──────── Material provided ────────

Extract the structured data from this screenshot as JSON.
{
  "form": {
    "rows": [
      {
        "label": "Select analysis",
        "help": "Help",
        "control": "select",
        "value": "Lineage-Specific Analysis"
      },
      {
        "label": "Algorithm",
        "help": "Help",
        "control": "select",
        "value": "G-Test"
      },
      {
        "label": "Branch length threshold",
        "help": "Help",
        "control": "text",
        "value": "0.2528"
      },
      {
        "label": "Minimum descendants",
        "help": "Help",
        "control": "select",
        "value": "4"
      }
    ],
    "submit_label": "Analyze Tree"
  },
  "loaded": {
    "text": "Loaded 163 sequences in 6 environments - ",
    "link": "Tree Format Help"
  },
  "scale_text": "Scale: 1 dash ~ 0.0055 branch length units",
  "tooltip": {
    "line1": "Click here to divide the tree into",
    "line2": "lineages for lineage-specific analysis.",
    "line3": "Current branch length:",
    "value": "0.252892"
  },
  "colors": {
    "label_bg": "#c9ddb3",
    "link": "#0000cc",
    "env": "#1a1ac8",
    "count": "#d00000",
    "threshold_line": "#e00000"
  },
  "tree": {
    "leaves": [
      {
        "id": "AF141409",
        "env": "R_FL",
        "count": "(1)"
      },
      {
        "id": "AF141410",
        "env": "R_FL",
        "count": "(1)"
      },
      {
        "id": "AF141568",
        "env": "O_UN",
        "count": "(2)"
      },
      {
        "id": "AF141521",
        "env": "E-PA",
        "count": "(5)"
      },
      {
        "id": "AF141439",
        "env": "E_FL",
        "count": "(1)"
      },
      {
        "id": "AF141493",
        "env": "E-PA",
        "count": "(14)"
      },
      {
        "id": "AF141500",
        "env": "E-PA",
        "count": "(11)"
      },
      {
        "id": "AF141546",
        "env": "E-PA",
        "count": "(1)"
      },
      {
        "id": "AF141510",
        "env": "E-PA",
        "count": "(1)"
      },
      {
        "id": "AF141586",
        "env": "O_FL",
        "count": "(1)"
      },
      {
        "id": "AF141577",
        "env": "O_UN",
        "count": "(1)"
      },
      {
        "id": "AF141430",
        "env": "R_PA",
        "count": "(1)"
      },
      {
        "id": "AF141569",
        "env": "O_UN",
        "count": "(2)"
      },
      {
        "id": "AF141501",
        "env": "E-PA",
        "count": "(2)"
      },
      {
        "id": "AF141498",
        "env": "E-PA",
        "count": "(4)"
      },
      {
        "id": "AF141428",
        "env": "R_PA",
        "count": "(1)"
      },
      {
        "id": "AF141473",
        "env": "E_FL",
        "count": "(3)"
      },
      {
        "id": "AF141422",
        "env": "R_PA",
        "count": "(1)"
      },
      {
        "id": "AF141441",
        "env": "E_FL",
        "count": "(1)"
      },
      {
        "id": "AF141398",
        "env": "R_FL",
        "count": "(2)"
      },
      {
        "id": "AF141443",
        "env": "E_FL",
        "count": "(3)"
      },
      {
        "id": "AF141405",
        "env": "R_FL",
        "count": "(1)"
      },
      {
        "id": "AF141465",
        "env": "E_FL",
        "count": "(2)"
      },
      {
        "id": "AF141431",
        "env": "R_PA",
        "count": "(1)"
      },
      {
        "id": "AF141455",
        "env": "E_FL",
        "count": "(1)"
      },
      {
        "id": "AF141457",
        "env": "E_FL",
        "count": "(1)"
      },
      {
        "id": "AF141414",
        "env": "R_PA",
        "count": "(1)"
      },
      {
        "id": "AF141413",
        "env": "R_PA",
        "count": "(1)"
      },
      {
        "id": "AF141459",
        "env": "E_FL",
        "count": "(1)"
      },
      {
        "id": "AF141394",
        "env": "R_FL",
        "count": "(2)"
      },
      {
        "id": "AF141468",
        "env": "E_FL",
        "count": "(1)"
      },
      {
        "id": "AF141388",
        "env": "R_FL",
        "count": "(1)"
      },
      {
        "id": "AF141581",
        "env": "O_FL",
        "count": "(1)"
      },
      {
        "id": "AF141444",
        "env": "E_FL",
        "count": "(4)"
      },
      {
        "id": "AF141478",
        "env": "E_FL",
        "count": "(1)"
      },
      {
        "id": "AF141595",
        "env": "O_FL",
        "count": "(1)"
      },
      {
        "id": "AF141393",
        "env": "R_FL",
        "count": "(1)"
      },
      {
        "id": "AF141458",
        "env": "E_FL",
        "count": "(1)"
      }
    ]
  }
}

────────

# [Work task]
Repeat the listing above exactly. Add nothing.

# [Reply to the task]
Extract the structured data from this screenshot as JSON.
{
  "form": {
    "rows": [
      {
        "label": "Select analysis",
        "help": "Help",
        "control": "select",
        "value": "Lineage-Specific Analysis"
      },
      {
        "label": "Algorithm",
        "help": "Help",
        "control": "select",
        "value": "G-Test"
      },
      {
        "label": "Branch length threshold",
        "help": "Help",
        "control": "text",
        "value": "0.2528"
      },
      {
        "label": "Minimum descendants",
        "help": "Help",
        "control": "select",
        "value": "4"
      }
    ],
    "submit_label": "Analyze Tree"
  },
  "loaded": {
    "text": "Loaded 163 sequences in 6 environments - ",
    "link": "Tree Format Help"
  },
  "scale_text": "Scale: 1 dash ~ 0.0055 branch length units",
  "tooltip": {
    "line1": "Click here to divide the tree into",
    "line2": "lineages for lineage-specific analysis.",
    "line3": "Current branch length:",
    "value": "0.252892"
  },
  "colors": {
    "label_bg": "#c9ddb3",
    "link": "#0000cc",
    "env": "#1a1ac8",
    "count": "#d00000",
    "threshold_line": "#e00000"
  },
  "tree": {
    "leaves": [
      {
        "id": "AF141409",
        "env": "R_FL",
        "count": "(1)"
      },
      {
        "id": "AF141410",
        "env": "R_FL",
        "count": "(1)"
      },
      {
        "id": "AF141568",
        "env": "O_UN",
        "count": "(2)"
      },
      {
        "id": "AF141521",
        "env": "E-PA",
        "count": "(5)"
      },
      {
        "id": "AF141439",
        "env": "E_FL",
        "count": "(1)"
      },
      {
        "id": "AF141493",
        "env": "E-PA",
        "count": "(14)"
      },
      {
        "id": "AF141500",
        "env": "E-PA",
        "count": "(11)"
      },
      {
        "id": "AF141546",
        "env": "E-PA",
        "count": "(1)"
      },
      {
        "id": "AF141510",
        "env": "E-PA",
        "count": "(1)"
      },
      {
        "id": "AF141586",
        "env": "O_FL",
        "count": "(1)"
      },
      {
        "id": "AF141577",
        "env": "O_UN",
        "count": "(1)"
      },
      {
        "id": "AF141430",
        "env": "R_PA",
        "count": "(1)"
      },
      {
        "id": "AF141569",
        "env": "O_UN",
        "count": "(2)"
      },
      {
        "id": "AF141501",
        "env": "E-PA",
        "count": "(2)"
      },
      {
        "id": "AF141498",
        "env": "E-PA",
        "count": "(4)"
      },
      {
        "id": "AF141428",
        "env": "R_PA",
        "count": "(1)"
      },
      {
        "id": "AF141473",
        "env": "E_FL",
        "count": "(3)"
      },
      {
        "id": "AF141422",
        "env": "R_PA",
        "count": "(1)"
      },
      {
        "id": "AF141441",
        "env": "E_FL",
        "count": "(1)"
      },
      {
        "id": "AF141398",
        "env": "R_FL",
        "count": "(2)"
      },
      {
        "id": "AF141443",
        "env": "E_FL",
        "count": "(3)"
      },
      {
        "id": "AF141405",
        "env": "R_FL",
        "count": "(1)"
      },
      {
        "id": "AF141465",
        "env": "E_FL",
        "count": "(2)"
      },
      {
        "id": "AF141431",
        "env": "R_PA",
        "count": "(1)"
      },
      {
        "id": "AF141455",
        "env": "E_FL",
        "count": "(1)"
      },
      {
        "id": "AF141457",
        "env": "E_FL",
        "count": "(1)"
      },
      {
        "id": "AF141414",
        "env": "R_PA",
        "count": "(1)"
      },
      {
        "id": "AF141413",
        "env": "R_PA",
        "count": "(1)"
      },
      {
        "id": "AF141459",
        "env": "E_FL",
        "count": "(1)"
      },
      {
        "id": "AF141394",
        "env": "R_FL",
        "count": "(2)"
      },
      {
        "id": "AF141468",
        "env": "E_FL",
        "count": "(1)"
      },
      {
        "id": "AF141388",
        "env": "R_FL",
        "count": "(1)"
      },
      {
        "id": "AF141581",
        "env": "O_FL",
        "count": "(1)"
      },
      {
        "id": "AF141444",
        "env": "E_FL",
        "count": "(4)"
      },
      {
        "id": "AF141478",
        "env": "E_FL",
        "count": "(1)"
      },
      {
        "id": "AF141595",
        "env": "O_FL",
        "count": "(1)"
      },
      {
        "id": "AF141393",
        "env": "R_FL",
        "count": "(1)"
      },
      {
        "id": "AF141458",
        "env": "E_FL",
        "count": "(1)"
      }
    ]
  }
}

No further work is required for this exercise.